We’ve already mentioned that Glenda Calvert has been working with some local children to produce a children’s walk leaflet about local cowhouses. They have walked the route with her, taken photos, written about what they’ve seen, done colourful illustrations and taken part in craft workshops.
As part of the process we asked them to tell us what they thought about the experience. Here are some of their answers:
“Apart from tired legs, it was pretty nice to see the views (as I don’t get out much!)” Wilf aged 10
“It was great! I drawed a waterfall, a bridge…my favourites” Aneira aged 6
“We were talking about cow’usses. I actually learned a lot about the cow’usses’ history. I hadn’t really learned much about the history of Swaledale before. I love history so it was good.” Joe aged 10
“It was good because I was with my friends and we were pushing each other in the grass. We learned about the barns – I call them cow’usses. There was one called ‘Burnt Down’. That’s cos it burned down a long time ago. I drew a lot of flowers and two barns, one big, one small. I saw them on the walk. I did some sticking. I made a cow’us.” Hazel aged 6
We can’t wait to see the leaflet. It’s one in a series of popular children’s walk leaflets produced by Glenda and will be available from the Keld Resource Centre and local accommodation providers.
The winter honesty box tea facilities have opened again in Keld Public Hall. We popped in earlier in the week for a welcome cuppa and were delighted to see one of the project posters in the window for all to see.
Matt Langstaff and his joiner Chris Norcliffe made short work of installing the new project panels and audio player. We found a socket wasn’t working so we have to go back and install an extension cable but everything is all set up and working otherwise and we are really pleased with how the new panels blend in with the original displays.

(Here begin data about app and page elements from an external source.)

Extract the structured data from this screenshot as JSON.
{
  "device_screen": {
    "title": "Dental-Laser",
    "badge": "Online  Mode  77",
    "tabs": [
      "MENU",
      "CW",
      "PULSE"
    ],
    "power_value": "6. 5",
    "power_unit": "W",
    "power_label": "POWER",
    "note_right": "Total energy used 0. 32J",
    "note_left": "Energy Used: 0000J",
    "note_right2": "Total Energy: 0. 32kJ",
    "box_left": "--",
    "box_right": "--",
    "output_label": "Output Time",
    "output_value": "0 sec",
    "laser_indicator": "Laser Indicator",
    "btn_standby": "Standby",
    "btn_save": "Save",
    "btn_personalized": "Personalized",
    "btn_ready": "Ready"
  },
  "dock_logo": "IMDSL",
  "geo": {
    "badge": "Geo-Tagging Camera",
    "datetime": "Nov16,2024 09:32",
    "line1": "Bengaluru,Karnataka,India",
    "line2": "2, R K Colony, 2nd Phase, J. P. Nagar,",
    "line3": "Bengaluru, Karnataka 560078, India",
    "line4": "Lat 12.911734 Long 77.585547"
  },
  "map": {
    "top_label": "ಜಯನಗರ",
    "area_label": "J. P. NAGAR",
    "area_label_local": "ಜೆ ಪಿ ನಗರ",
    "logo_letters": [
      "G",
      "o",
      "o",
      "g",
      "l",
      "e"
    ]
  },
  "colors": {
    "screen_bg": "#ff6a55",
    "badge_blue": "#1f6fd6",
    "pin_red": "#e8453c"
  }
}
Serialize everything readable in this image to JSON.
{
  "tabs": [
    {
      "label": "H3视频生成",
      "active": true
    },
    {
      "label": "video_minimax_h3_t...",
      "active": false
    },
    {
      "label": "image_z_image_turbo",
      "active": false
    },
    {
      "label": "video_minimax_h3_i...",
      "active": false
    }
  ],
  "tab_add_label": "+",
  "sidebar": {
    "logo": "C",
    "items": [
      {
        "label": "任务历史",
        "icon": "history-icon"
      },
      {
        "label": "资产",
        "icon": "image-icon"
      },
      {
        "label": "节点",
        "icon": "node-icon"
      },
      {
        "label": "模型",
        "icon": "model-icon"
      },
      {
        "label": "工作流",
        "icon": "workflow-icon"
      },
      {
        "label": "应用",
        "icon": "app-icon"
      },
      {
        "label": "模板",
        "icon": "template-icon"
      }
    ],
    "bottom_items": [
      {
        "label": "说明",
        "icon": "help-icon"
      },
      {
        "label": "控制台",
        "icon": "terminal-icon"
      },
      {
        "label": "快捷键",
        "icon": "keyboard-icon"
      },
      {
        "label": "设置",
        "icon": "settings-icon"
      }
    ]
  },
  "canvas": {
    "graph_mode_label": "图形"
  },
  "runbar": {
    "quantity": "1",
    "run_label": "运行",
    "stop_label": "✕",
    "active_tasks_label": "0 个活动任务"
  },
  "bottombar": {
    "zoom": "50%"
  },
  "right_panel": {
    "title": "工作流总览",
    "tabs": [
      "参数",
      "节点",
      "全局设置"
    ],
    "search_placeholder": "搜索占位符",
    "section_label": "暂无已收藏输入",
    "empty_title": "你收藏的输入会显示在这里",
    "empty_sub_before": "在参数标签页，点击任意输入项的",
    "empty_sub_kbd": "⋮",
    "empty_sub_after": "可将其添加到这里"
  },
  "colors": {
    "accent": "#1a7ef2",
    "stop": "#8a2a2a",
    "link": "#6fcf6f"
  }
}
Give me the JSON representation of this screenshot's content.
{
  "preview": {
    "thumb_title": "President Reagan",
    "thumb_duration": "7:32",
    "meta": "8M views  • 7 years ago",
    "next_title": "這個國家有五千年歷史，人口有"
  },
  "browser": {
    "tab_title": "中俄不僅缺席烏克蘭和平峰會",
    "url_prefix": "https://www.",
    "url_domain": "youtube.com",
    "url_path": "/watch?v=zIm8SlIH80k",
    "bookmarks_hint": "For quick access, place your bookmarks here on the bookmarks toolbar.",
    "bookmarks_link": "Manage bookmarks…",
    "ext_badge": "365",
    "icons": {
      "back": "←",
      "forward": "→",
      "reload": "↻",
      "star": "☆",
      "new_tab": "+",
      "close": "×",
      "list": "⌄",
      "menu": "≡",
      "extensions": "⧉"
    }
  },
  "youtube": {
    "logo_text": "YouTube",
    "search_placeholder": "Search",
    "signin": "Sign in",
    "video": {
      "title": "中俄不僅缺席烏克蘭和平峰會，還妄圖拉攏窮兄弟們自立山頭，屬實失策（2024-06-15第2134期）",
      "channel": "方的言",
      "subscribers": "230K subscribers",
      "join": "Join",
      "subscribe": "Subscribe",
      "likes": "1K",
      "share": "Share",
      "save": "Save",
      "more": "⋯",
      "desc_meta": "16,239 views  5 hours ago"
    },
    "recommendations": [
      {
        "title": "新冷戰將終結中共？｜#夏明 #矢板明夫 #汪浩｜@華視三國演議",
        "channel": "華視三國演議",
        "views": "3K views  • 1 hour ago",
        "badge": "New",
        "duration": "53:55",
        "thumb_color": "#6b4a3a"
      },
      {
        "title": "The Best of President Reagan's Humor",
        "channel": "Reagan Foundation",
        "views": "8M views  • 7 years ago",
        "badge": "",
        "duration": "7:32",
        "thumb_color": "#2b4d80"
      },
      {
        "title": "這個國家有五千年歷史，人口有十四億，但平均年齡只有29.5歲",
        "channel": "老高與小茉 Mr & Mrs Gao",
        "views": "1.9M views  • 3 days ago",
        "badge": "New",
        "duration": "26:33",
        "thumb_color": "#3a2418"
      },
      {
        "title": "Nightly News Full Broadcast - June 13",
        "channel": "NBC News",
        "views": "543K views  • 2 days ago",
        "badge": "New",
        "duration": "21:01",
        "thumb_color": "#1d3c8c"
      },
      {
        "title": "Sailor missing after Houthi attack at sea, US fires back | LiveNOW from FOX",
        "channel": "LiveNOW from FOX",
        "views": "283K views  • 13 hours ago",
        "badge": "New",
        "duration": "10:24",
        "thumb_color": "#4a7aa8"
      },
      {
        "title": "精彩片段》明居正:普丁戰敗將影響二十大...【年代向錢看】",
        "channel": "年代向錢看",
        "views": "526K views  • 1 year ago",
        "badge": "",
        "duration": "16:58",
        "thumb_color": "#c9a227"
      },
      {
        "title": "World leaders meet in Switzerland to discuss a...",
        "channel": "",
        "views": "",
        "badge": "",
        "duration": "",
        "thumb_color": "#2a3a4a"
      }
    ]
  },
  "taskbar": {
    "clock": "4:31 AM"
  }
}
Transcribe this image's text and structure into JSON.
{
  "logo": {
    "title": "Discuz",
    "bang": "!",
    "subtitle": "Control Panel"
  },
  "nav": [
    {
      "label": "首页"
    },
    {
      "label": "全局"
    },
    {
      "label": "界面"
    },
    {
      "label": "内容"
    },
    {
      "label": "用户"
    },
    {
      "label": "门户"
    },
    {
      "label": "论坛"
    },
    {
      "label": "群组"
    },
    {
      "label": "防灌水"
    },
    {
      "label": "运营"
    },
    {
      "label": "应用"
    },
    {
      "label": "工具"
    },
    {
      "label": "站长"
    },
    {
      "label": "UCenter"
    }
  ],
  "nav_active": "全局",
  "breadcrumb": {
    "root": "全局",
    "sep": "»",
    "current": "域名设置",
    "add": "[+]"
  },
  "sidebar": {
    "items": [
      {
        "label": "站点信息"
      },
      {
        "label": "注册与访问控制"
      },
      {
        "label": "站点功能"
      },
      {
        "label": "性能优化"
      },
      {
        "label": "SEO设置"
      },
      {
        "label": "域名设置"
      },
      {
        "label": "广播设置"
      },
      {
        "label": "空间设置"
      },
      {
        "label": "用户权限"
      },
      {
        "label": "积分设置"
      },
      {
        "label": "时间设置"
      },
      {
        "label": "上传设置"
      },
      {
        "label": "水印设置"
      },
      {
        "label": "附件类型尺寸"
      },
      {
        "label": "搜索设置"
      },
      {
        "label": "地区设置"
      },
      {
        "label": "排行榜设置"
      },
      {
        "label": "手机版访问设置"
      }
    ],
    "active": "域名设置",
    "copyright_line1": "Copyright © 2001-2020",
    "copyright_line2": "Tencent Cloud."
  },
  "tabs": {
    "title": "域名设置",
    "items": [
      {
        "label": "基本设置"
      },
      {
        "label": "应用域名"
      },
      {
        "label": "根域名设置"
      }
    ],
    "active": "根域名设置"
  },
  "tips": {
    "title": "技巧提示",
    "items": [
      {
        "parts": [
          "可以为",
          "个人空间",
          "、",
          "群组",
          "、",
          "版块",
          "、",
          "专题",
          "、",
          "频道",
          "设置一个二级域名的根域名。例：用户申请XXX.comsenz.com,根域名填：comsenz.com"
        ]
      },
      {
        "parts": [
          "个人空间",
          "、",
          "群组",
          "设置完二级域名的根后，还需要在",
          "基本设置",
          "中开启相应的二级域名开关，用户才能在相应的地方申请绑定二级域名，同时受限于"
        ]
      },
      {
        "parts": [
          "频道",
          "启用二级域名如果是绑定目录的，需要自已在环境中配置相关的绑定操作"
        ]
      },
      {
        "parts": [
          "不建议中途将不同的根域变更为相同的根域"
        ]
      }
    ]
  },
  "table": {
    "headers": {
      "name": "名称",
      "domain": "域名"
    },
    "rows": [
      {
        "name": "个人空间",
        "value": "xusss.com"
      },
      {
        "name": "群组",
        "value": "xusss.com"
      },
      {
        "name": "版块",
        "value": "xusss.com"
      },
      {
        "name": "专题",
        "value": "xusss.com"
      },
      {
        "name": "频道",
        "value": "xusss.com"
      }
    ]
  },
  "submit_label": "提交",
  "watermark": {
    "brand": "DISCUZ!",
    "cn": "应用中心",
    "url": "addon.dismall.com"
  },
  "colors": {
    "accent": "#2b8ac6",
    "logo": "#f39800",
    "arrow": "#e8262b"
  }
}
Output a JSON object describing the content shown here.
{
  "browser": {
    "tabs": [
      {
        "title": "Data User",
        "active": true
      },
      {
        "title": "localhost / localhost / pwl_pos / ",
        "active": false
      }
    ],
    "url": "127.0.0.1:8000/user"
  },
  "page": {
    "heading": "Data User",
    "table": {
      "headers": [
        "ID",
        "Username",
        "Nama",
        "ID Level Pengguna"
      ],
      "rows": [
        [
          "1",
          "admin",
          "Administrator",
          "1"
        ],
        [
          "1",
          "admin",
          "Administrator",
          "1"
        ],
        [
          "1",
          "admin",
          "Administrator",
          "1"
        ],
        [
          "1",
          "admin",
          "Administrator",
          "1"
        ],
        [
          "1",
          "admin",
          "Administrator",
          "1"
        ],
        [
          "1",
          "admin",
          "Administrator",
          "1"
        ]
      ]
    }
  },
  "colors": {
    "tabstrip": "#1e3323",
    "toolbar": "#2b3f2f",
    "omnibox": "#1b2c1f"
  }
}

The first panel sits alongside the centre’s original panels in the lobby.
There are three more panels in the main byre area of the centre. The first one tells the story of how the cowhouses were once used, with memories of tying cows and the daily round in the winter of milking, watering and foddering them.
The next panel describes the long history of the cowhouses, starting with the first Viking settlers who gave names to all the parts of the cowhouse.
We then came to the audio panel which allows visitors to listen to stories from five of our project participants alongside some information about the conservation work we have been doing in the area on several cowhouses.
We were impressed by the quality of the audio playback through the headphones.
Finally, we added extra labels to the village map, highlighting the cowhouses that feature on it.
A final tidy up and we left, well pleased with the results.